She was forced to work 80-hour weeks for lowly wages, while worrying about Britain’s youth culture destroying her children. Few were the moments that were not stressful.
Opening the mail was a nightmarish affair; A receipt demanding more money and too rarely a cheque in her name. But through these travails, she scrimped and saved, and took advanced nursing courses to qualify for better paying work. Eventually, having been offered a part-time postgraduate place at one of the better universities, she was finally able to stand on her two feet.
The hours remained long but in the final four years before she happily returned to Kenya, they had become more lucrative.
She was now earning £20-30 an hour working for nursing agencies. This enabled her to buy a London property to rent, paid her mortgage in Kenya and put my brother and sister through university.
The former studying astrophysics with a dare-you-doubt-me intention of being the first Kenyan to go to space, while the latter reads international relations with giddy plans to change our country’s political landscape.
But my mother’s heroic achievements were not limited to Britain’s shores. She invested her money in Kenya by buying land, supported her mother and brother and provided financial assistance to many friends and relatives during her nine years away. This, we are supposed to believe, represents a brain drain and a sort of imperialist plot. If it does, then I am all for brains drain with all speed and would love to hug imperialism.
The alternative discussed in the myriad conferences bemoaning the brain drain is that my mother should have remained in Kenya, get poorer, perhaps as one of those trades-people that the government treats like criminals when it is not taxing them punitively. The idle types in the all-knowing aid industry would have the government that made my mother’s hopes untenable in Kenya and forced her to seek greener pastures abroad to be responsible for ‘encouraging’ less braindrain. Every such pronouncement draws a bitter laugh from me.

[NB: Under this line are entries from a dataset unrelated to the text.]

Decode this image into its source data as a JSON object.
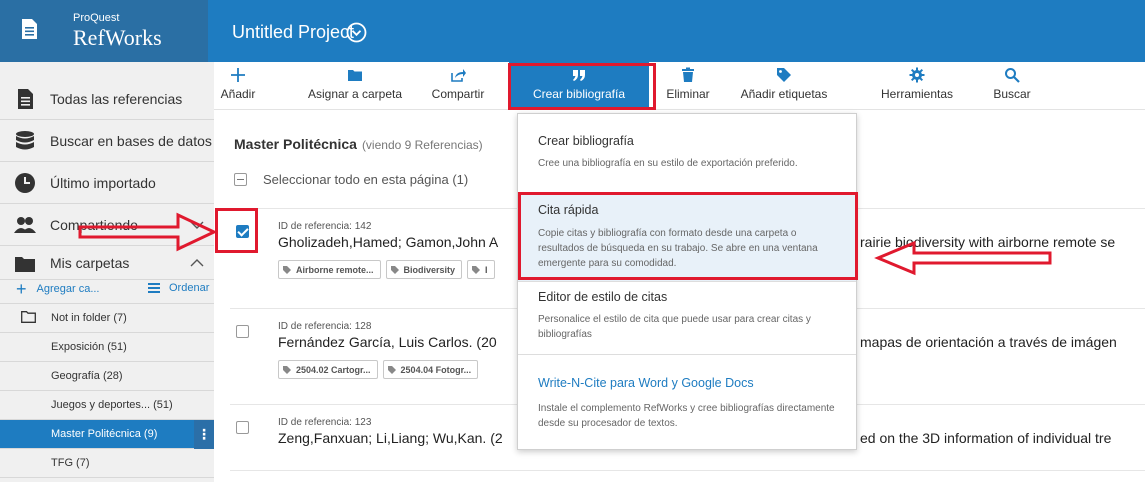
{
  "header": {
    "logo_top": "ProQuest",
    "logo_bottom": "RefWorks",
    "project_title": "Untitled Project"
  },
  "sidebar": {
    "items": [
      {
        "label": "Todas las referencias"
      },
      {
        "label": "Buscar en bases de datos"
      },
      {
        "label": "Último importado"
      },
      {
        "label": "Compartiendo"
      },
      {
        "label": "Mis carpetas"
      }
    ],
    "add_folder": "Agregar ca...",
    "order": "Ordenar",
    "folders": [
      {
        "label": "Not in folder (7)"
      },
      {
        "label": "Exposición (51)"
      },
      {
        "label": "Geografía (28)"
      },
      {
        "label": "Juegos y deportes... (51)"
      },
      {
        "label": "Master Politécnica (9)",
        "selected": true
      },
      {
        "label": "TFG (7)"
      }
    ]
  },
  "toolbar": {
    "buttons": [
      {
        "label": "Añadir",
        "icon": "plus-icon"
      },
      {
        "label": "Asignar a carpeta",
        "icon": "folder-icon"
      },
      {
        "label": "Compartir",
        "icon": "share-icon"
      },
      {
        "label": "Crear bibliografía",
        "icon": "quote-icon",
        "active": true
      },
      {
        "label": "Eliminar",
        "icon": "trash-icon"
      },
      {
        "label": "Añadir etiquetas",
        "icon": "tag-icon"
      },
      {
        "label": "Herramientas",
        "icon": "gear-icon"
      },
      {
        "label": "Buscar",
        "icon": "search-icon"
      }
    ]
  },
  "content": {
    "title": "Master Politécnica",
    "subtitle": "(viendo 9 Referencias)",
    "select_all": "Seleccionar todo en esta página (1)",
    "references": [
      {
        "id": "ID de referencia: 142",
        "main": "Gholizadeh,Hamed; Gamon,John A",
        "right": "rairie biodiversity with airborne remote se",
        "tags": [
          "Airborne remote...",
          "Biodiversity",
          "I"
        ],
        "checked": true
      },
      {
        "id": "ID de referencia: 128",
        "main": "Fernández García, Luis Carlos. (20",
        "right": "mapas de orientación a través de imágen",
        "tags": [
          "2504.02 Cartogr...",
          "2504.04 Fotogr..."
        ],
        "checked": false
      },
      {
        "id": "ID de referencia: 123",
        "main": "Zeng,Fanxuan; Li,Liang; Wu,Kan. (2",
        "right": "ed on the 3D information of individual tre",
        "tags": [],
        "checked": false
      }
    ]
  },
  "dropdown": {
    "items": [
      {
        "title": "Crear bibliografía",
        "desc": "Cree una bibliografía en su estilo de exportación preferido."
      },
      {
        "title": "Cita rápida",
        "desc": "Copie citas y bibliografía con formato desde una carpeta o resultados de búsqueda en su trabajo. Se abre en una ventana emergente para su comodidad."
      },
      {
        "title": "Editor de estilo de citas",
        "desc": "Personalice el estilo de cita que puede usar para crear citas y bibliografías"
      },
      {
        "title": "Write-N-Cite para Word y Google Docs",
        "desc": "Instale el complemento RefWorks y cree bibliografías directamente desde su procesador de textos."
      }
    ]
  },
  "colors": {
    "brand": "#1e7cc1",
    "annotation_red": "#e0192e",
    "highlight": "#e8f1f9"
  }
}
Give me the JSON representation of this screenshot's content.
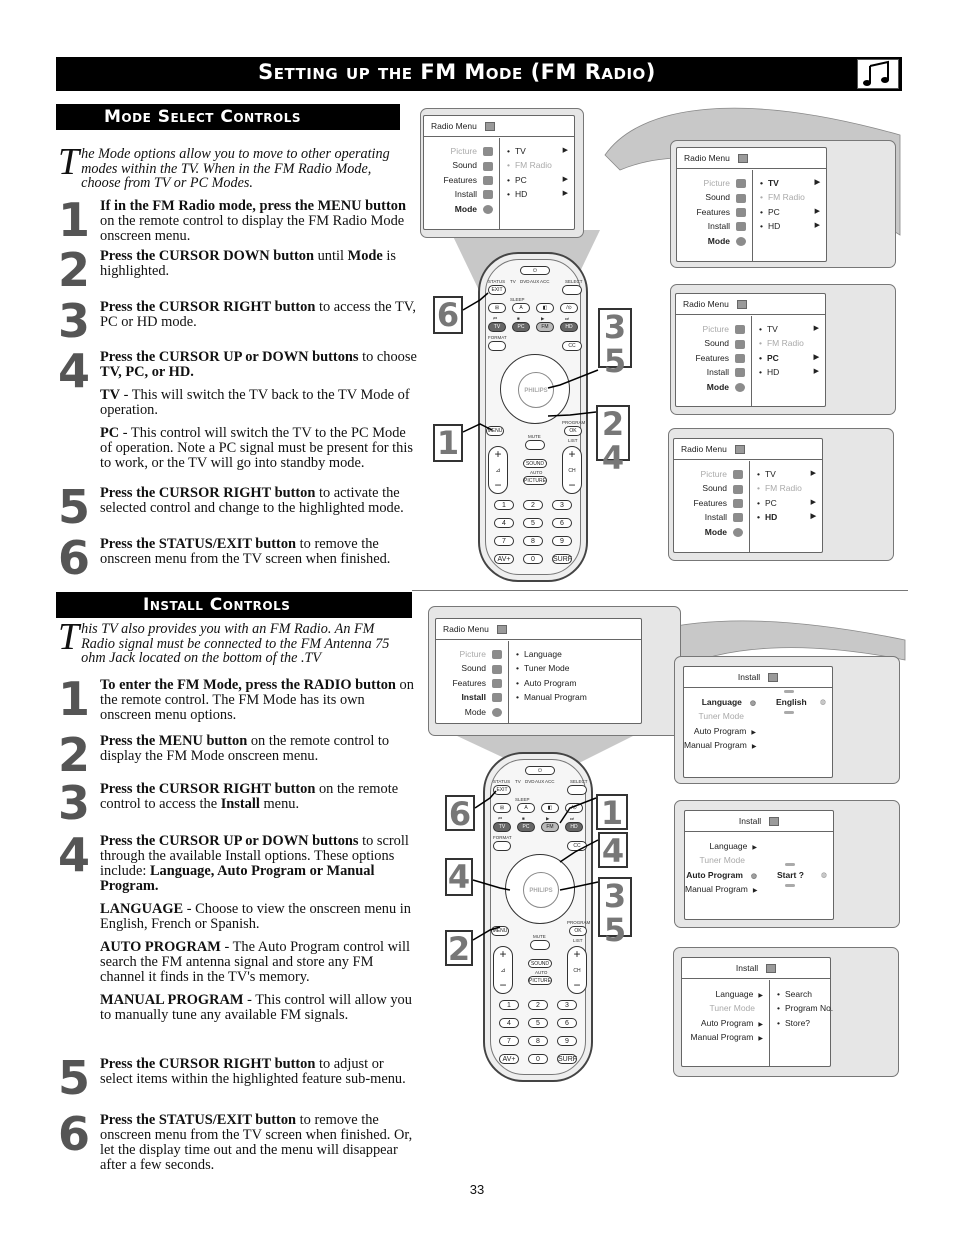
{
  "page_title": "Setting up the FM Mode (FM Radio)",
  "title_icon": "music-note-icon",
  "section1": {
    "heading": "Mode Select Controls",
    "intro_dropcap": "T",
    "intro": "he Mode options allow you to move to other operating modes within the TV. When in the FM Radio Mode, choose from TV or PC Modes.",
    "steps": [
      {
        "num": "1",
        "bold": "If in the FM Radio mode, press the MENU button",
        "rest": " on the remote control to display the FM Radio Mode onscreen menu."
      },
      {
        "num": "2",
        "bold": "Press the CURSOR DOWN button",
        "rest": " until ",
        "bold2": "Mode",
        "rest2": " is highlighted."
      },
      {
        "num": "3",
        "bold": "Press the CURSOR RIGHT button",
        "rest": " to access the TV, PC or HD mode."
      },
      {
        "num": "4",
        "bold": "Press the CURSOR UP or DOWN buttons",
        "rest": " to choose ",
        "bold2": "TV, PC, or HD.",
        "rest2": "",
        "subs": [
          {
            "term": "TV",
            "text": " - This will switch the TV back to the TV Mode of operation."
          },
          {
            "term": "PC",
            "text": " - This control will switch the TV to the PC Mode of operation. Note a PC signal must be present for this to work, or the TV will go into standby mode."
          }
        ]
      },
      {
        "num": "5",
        "bold": "Press the CURSOR RIGHT button",
        "rest": " to activate the selected control and change to the highlighted mode."
      },
      {
        "num": "6",
        "bold": "Press the STATUS/EXIT button",
        "rest": " to remove the onscreen menu from the TV screen when finished."
      }
    ],
    "radio_menu": {
      "title": "Radio Menu",
      "left_items": [
        "Picture",
        "Sound",
        "Features",
        "Install",
        "Mode"
      ],
      "right_items": [
        "TV",
        "FM Radio",
        "PC",
        "HD"
      ]
    },
    "highlight_states": [
      "TV",
      "PC",
      "HD"
    ],
    "callouts": {
      "left_top": "6",
      "left_bottom": "1",
      "right_top": "3\n5",
      "right_bottom": "2\n4"
    }
  },
  "section2": {
    "heading": "Install Controls",
    "intro_dropcap": "T",
    "intro": "his TV also provides you with an FM Radio. An FM Radio signal must be connected to the FM Antenna 75 ohm Jack located on the bottom of the .TV",
    "steps": [
      {
        "num": "1",
        "bold": "To enter the FM Mode, press the RADIO button",
        "rest": " on the remote control. The FM Mode has its own onscreen menu options."
      },
      {
        "num": "2",
        "bold": "Press the MENU button",
        "rest": " on the remote control to display the FM Mode onscreen menu."
      },
      {
        "num": "3",
        "bold": "Press the CURSOR RIGHT button",
        "rest": " on the remote control to access the ",
        "bold2": "Install",
        "rest2": " menu."
      },
      {
        "num": "4",
        "bold": "Press the CURSOR UP or DOWN buttons",
        "rest": " to scroll through the available Install options. These options include: ",
        "bold2": "Language, Auto Program or Manual Program.",
        "rest2": "",
        "subs": [
          {
            "term": "LANGUAGE",
            "text": " - Choose to view the onscreen menu in English, French or Spanish."
          },
          {
            "term": "AUTO PROGRAM",
            "text": " - The Auto Program control will search the FM antenna signal and store any FM channel it finds in the TV's memory."
          },
          {
            "term": "MANUAL PROGRAM",
            "text": " - This control will allow you to manually tune any available FM signals."
          }
        ]
      },
      {
        "num": "5",
        "bold": "Press the CURSOR RIGHT button",
        "rest": " to adjust or select items within the highlighted feature sub-menu."
      },
      {
        "num": "6",
        "bold": "Press the STATUS/EXIT button",
        "rest": " to remove the onscreen menu from the TV screen when finished. Or, let the display time out and the menu will disappear after a few seconds."
      }
    ],
    "radio_menu": {
      "title": "Radio Menu",
      "left_items": [
        "Picture",
        "Sound",
        "Features",
        "Install",
        "Mode"
      ],
      "right_items": [
        "Language",
        "Tuner Mode",
        "Auto Program",
        "Manual Program"
      ]
    },
    "install_menu": {
      "title": "Install",
      "items": [
        "Language",
        "Tuner Mode",
        "Auto Program",
        "Manual Program"
      ],
      "language_value": "English",
      "auto_program_value": "Start ?",
      "manual_sub": [
        "Search",
        "Program No.",
        "Store?"
      ]
    },
    "callouts": {
      "left_top": "6",
      "left_mid": "4",
      "left_bottom": "2",
      "right_top": "1",
      "right_mid": "4",
      "right_bottom": "3\n5"
    }
  },
  "remote": {
    "brand": "PHILIPS",
    "buttons": {
      "power": "⏻",
      "status": "STATUS",
      "exit": "EXIT",
      "select": "SELECT",
      "sources": [
        "TV",
        "DVD",
        "AUX",
        "ACC"
      ],
      "sleep": "SLEEP",
      "row2": [
        "⊞",
        "A",
        "◧",
        "/⊙"
      ],
      "row3": [
        "TV",
        "PC",
        "FM",
        "HD"
      ],
      "transport": [
        "⏮",
        "■",
        "▶",
        "⏭"
      ],
      "format": "FORMAT",
      "cc": "CC",
      "menu": "MENU",
      "program": "PROGRAM",
      "ok": "OK",
      "mute": "MUTE",
      "list": "LIST",
      "vol": "⊿",
      "ch": "CH",
      "sound": "SOUND",
      "auto": "AUTO",
      "picture": "PICTURE",
      "digits": [
        "1",
        "2",
        "3",
        "4",
        "5",
        "6",
        "7",
        "8",
        "9",
        "AV+",
        "0",
        "SURF"
      ]
    }
  },
  "page_number": "33"
}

They make the case not because they believe it, but because they are paid to. A friend of mine recently pointed to the arrogance of the idea. Its proponents’ assertion that those who have left are Kenya’s best made her wonder what it means about the 30 million left behind; Are they the ‘dregs", the unchosen, the leavings, not good enough?’ she asked. Yet every day Kenyans are reaching for the sky only to be brought low by a government that never saw a small trader it did not want to hit with a rungu. The Kenyan state has routinely devalued and destroyed the aspirations of its citizens.
It is akin to the colonial State that we supposedly got rid of 41 years ago but remains, now staffed with black faces whose mouths spout hypocritical nationalism that enriches them at the expense of those like my mother.
That is why they are willing to face the humiliation of the visa process, the cold winters, the racism and years of loneliness in countries where they are not welcome. The obvious response to the sentiments
I have expressed is that African governments paid for the training of professionals so people such as my mother owed the system something.
This argument ignores the fact that most professionals who leave do so after years of trying to work at home. And finally, shocking news to the brain-drained developmentalists: You have failed.
Four decades of your beggary, paternalism and poverty of ideas have only built on equally vacuous colonial legacies and reduced many people in Kenya to a brutish existence that does not reflect their effort, flexibility and hope. Stop bemoaning the brain drain and start thinking of how to use your brain better.